Genetic Manipulation


By Dr. Mercola

I’ve previously warned of the potential dangers of genetically engineered (GE) foods for many years now, pointing out that such crops might have wholly unforeseen consequences.

In recent years, such suspicions have increasingly proven correct, and now researchers have released yet another bombshell.

Genetic manipulation of crops, and more recently food animals, is a dangerous game that has repeatedly revealed that assumptions about how genetic alterations work and the effects it has on animals and humans who consume such foods, are deeply flawed and incomplete.

At present, the only way to avoid GE foods is to ditch processed foods from your grocery list, and revert back to whole foods grown according to organic standards.

Regulators Discover a Hidden Viral Gene in Commercial GMO Crops

The European Food Safety Authority (EFSA) recently published a paper titled, “Possible Consequences of the overlap between the CaMV 35S promoter regions in the plant transformation vectors used in the viral gene VI in transgenic plants,”1 which has many questioning the safety of GE crops that have already been on the market for two decades.

One way to achieve a genetic modification in a plant is to piggyback a chosen gene on a plant virus, such as the Cauliflower Mosaic virus. Here, they discovered that the most commonly used genetic regulatory sequence (i.e. that which drives the gene expression within the plant), called CaMV 35S promoter, also encodes a gene fragment of the virus, in addition to the desired genetic trait being inserted.

The viral gene fragment in question is called Gene VI, and this encoding may have human health ramifications. According to EFSA,2 they’ve known all along that certain GE crops contained Gene VI, which belongs to the Cauliflower Mosaic virus.

This virus can infect a variety of different plants. It’s not a virus that can directly infect animals or humans. However, while the agency claims the virus poses no direct threat to animal or human health for this reason, others vehemently disagree.

According to an article in Independent Science News,3 written by plant pathology researchers Jonathan Latham and Allison Wilson:4

“In general, viral genes expressed in plants raise both agronomic and human health concerns (reviewed in Latham and Wilson 2008.)5 This is because many viral genes function to disable their host in order to facilitate pathogen invasion. Often, this is achieved by incapacitating specific anti-pathogen defenses.

Incorporating such genes could clearly lead to undesirable and unexpected outcomes in agriculture. Furthermore, viruses that infect plants are often not that different from viruses that infect humans.

For example, sometimes the genes of human and plant viruses are interchangeable, while on other occasions inserting plant viral fragments as transgenes has caused the genetically altered plant to become susceptible to an animal virus…

Thus, in various ways, inserting viral genes accidentally into crop plants and the food supply confers a significant potential for harm.”

Hazard to Public Health has Not Been Ruled Out

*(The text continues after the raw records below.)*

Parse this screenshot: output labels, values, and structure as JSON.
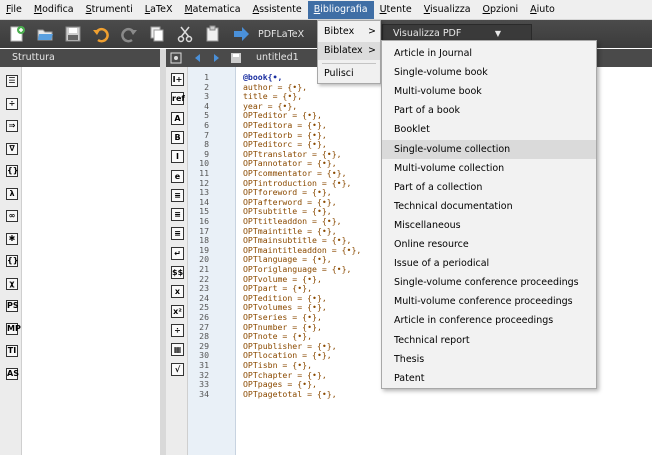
{
  "menubar": {
    "items": [
      {
        "label": "File",
        "ul": "F",
        "rest": "ile"
      },
      {
        "label": "Modifica",
        "ul": "M",
        "rest": "odifica"
      },
      {
        "label": "Strumenti",
        "ul": "S",
        "rest": "trumenti"
      },
      {
        "label": "LaTeX",
        "ul": "L",
        "rest": "aTeX"
      },
      {
        "label": "Matematica",
        "ul": "M",
        "rest": "atematica"
      },
      {
        "label": "Assistente",
        "ul": "A",
        "rest": "ssistente"
      },
      {
        "label": "Bibliografia",
        "ul": "B",
        "rest": "ibliografia"
      },
      {
        "label": "Utente",
        "ul": "U",
        "rest": "tente"
      },
      {
        "label": "Visualizza",
        "ul": "V",
        "rest": "isualizza"
      },
      {
        "label": "Opzioni",
        "ul": "O",
        "rest": "pzioni"
      },
      {
        "label": "Aiuto",
        "ul": "A",
        "rest": "iuto"
      }
    ]
  },
  "toolbar": {
    "compile_label": "PDFLaTeX",
    "view_label": "Visualizza PDF"
  },
  "structure": {
    "title": "Struttura"
  },
  "editor": {
    "tab_title": "untitled1",
    "lines": [
      "@book{•,",
      "author = {•},",
      "title = {•},",
      "year = {•},",
      "OPTeditor = {•},",
      "OPTeditora = {•},",
      "OPTeditorb = {•},",
      "OPTeditorc = {•},",
      "OPTtranslator = {•},",
      "OPTannotator = {•},",
      "OPTcommentator = {•},",
      "OPTintroduction = {•},",
      "OPTforeword = {•},",
      "OPTafterword = {•},",
      "OPTsubtitle = {•},",
      "OPTtitleaddon = {•},",
      "OPTmaintitle = {•},",
      "OPTmainsubtitle = {•},",
      "OPTmaintitleaddon = {•},",
      "OPTlanguage = {•},",
      "OPToriglanguage = {•},",
      "OPTvolume = {•},",
      "OPTpart = {•},",
      "OPTedition = {•},",
      "OPTvolumes = {•},",
      "OPTseries = {•},",
      "OPTnumber = {•},",
      "OPTnote = {•},",
      "OPTpublisher = {•},",
      "OPTlocation = {•},",
      "OPTisbn = {•},",
      "OPTchapter = {•},",
      "OPTpages = {•},",
      "OPTpagetotal = {•},"
    ]
  },
  "bib_menu": {
    "items": [
      "Bibtex",
      "Biblatex"
    ],
    "arrow": ">",
    "clear_label": "Pulisci"
  },
  "type_menu": {
    "items": [
      "Article in Journal",
      "Single-volume book",
      "Multi-volume book",
      "Part of a book",
      "Booklet",
      "Single-volume collection",
      "Multi-volume collection",
      "Part of a collection",
      "Technical documentation",
      "Miscellaneous",
      "Online resource",
      "Issue of a periodical",
      "Single-volume conference proceedings",
      "Multi-volume conference proceedings",
      "Article in conference proceedings",
      "Technical report",
      "Thesis",
      "Patent"
    ],
    "highlighted_index": 5
  },
  "structure_icons": [
    "list-icon",
    "fraction-icon",
    "arrow-icon",
    "nabla-icon",
    "braces-icon",
    "lambda-icon",
    "infinity-icon",
    "star-icon",
    "brace-group-icon",
    "chi-icon",
    "ps-icon",
    "mp-icon",
    "ti-icon",
    "as-icon"
  ],
  "structure_icon_glyphs": [
    "☰",
    "÷",
    "⇒",
    "∇",
    "{}",
    "λ",
    "∞",
    "✱",
    "{}",
    "χ",
    "PS",
    "MP",
    "TI",
    "AS"
  ],
  "editor_icons": [
    "layout-icon",
    "ref-icon",
    "accent-icon",
    "bold-icon",
    "italic-icon",
    "emph-icon",
    "align-left-icon",
    "align-center-icon",
    "align-right-icon",
    "newline-icon",
    "dollar-icon",
    "sub-icon",
    "sup-icon",
    "frac-icon",
    "sqrt-icon",
    "bracket-icon"
  ],
  "editor_icon_glyphs": [
    "I+",
    "ref",
    "A",
    "B",
    "I",
    "e",
    "≡",
    "≡",
    "≡",
    "↵",
    "$$",
    "x",
    "x²",
    "÷",
    "▦",
    "√"
  ]
}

GE crops affected include Roundup Ready soybeans, MON810 maize, and NK603 maize, the latter of which was recently linked to massive tumor growth and organ damage in rats in a French lifetime feeding study. All in all, 54 out of 84 approved GE crops contain the toxic gene.

According to the featured article, the EFSA researchers admit the Gene VI fragments “might result in unintended phenotypic changes,”6 as similar fragments of this gene have previously been demonstrated to have independent activity.

Read the rest HERE